■ **DATA SHOWN**:

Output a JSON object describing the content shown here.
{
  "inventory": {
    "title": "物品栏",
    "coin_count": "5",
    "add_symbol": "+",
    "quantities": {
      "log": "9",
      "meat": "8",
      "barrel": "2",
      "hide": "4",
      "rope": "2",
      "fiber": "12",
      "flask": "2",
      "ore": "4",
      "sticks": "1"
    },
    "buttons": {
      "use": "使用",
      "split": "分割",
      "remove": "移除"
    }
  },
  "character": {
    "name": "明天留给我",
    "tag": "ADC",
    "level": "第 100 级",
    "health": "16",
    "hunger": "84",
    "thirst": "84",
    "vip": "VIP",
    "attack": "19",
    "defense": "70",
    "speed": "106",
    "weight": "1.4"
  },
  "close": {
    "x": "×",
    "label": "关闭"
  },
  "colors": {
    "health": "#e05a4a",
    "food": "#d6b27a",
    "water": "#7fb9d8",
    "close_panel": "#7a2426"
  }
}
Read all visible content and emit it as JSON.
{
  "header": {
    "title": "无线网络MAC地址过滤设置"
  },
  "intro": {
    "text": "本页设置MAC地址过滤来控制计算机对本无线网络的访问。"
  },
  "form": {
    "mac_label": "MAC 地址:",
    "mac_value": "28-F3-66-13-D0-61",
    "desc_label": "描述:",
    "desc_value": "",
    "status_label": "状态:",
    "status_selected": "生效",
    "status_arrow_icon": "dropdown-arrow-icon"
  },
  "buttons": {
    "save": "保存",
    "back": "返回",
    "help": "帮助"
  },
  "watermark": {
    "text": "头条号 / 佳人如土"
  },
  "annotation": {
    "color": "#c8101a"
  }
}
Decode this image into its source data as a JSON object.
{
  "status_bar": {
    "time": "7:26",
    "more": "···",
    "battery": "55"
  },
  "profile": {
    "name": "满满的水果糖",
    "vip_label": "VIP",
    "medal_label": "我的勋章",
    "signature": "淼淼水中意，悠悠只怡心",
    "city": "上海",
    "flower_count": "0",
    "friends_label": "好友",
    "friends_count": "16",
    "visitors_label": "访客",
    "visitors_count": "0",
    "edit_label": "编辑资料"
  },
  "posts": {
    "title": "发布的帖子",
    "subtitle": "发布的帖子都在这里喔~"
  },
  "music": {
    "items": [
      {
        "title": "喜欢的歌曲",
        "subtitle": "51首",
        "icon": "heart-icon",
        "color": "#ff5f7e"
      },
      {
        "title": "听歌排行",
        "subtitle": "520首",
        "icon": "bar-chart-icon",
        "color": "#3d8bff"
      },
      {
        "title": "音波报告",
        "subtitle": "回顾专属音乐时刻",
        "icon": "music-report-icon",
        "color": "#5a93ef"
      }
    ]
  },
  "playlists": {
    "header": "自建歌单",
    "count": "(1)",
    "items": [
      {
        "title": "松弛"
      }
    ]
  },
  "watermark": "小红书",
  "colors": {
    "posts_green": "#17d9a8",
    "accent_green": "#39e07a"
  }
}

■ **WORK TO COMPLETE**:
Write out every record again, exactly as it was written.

■ **OUTPUT OF THE EXERCISE**:
Output a JSON object describing the content shown here.
{
  "inventory": {
    "title": "物品栏",
    "coin_count": "5",
    "add_symbol": "+",
    "quantities": {
      "log": "9",
      "meat": "8",
      "barrel": "2",
      "hide": "4",
      "rope": "2",
      "fiber": "12",
      "flask": "2",
      "ore": "4",
      "sticks": "1"
    },
    "buttons": {
      "use": "使用",
      "split": "分割",
      "remove": "移除"
    }
  },
  "character": {
    "name": "明天留给我",
    "tag": "ADC",
    "level": "第 100 级",
    "health": "16",
    "hunger": "84",
    "thirst": "84",
    "vip": "VIP",
    "attack": "19",
    "defense": "70",
    "speed": "106",
    "weight": "1.4"
  },
  "close": {
    "x": "×",
    "label": "关闭"
  },
  "colors": {
    "health": "#e05a4a",
    "food": "#d6b27a",
    "water": "#7fb9d8",
    "close_panel": "#7a2426"
  }
}
Read all visible content and emit it as JSON.
{
  "header": {
    "title": "无线网络MAC地址过滤设置"
  },
  "intro": {
    "text": "本页设置MAC地址过滤来控制计算机对本无线网络的访问。"
  },
  "form": {
    "mac_label": "MAC 地址:",
    "mac_value": "28-F3-66-13-D0-61",
    "desc_label": "描述:",
    "desc_value": "",
    "status_label": "状态:",
    "status_selected": "生效",
    "status_arrow_icon": "dropdown-arrow-icon"
  },
  "buttons": {
    "save": "保存",
    "back": "返回",
    "help": "帮助"
  },
  "watermark": {
    "text": "头条号 / 佳人如土"
  },
  "annotation": {
    "color": "#c8101a"
  }
}
Decode this image into its source data as a JSON object.
{
  "status_bar": {
    "time": "7:26",
    "more": "···",
    "battery": "55"
  },
  "profile": {
    "name": "满满的水果糖",
    "vip_label": "VIP",
    "medal_label": "我的勋章",
    "signature": "淼淼水中意，悠悠只怡心",
    "city": "上海",
    "flower_count": "0",
    "friends_label": "好友",
    "friends_count": "16",
    "visitors_label": "访客",
    "visitors_count": "0",
    "edit_label": "编辑资料"
  },
  "posts": {
    "title": "发布的帖子",
    "subtitle": "发布的帖子都在这里喔~"
  },
  "music": {
    "items": [
      {
        "title": "喜欢的歌曲",
        "subtitle": "51首",
        "icon": "heart-icon",
        "color": "#ff5f7e"
      },
      {
        "title": "听歌排行",
        "subtitle": "520首",
        "icon": "bar-chart-icon",
        "color": "#3d8bff"
      },
      {
        "title": "音波报告",
        "subtitle": "回顾专属音乐时刻",
        "icon": "music-report-icon",
        "color": "#5a93ef"
      }
    ]
  },
  "playlists": {
    "header": "自建歌单",
    "count": "(1)",
    "items": [
      {
        "title": "松弛"
      }
    ]
  },
  "watermark": "小红书",
  "colors": {
    "posts_green": "#17d9a8",
    "accent_green": "#39e07a"
  }
}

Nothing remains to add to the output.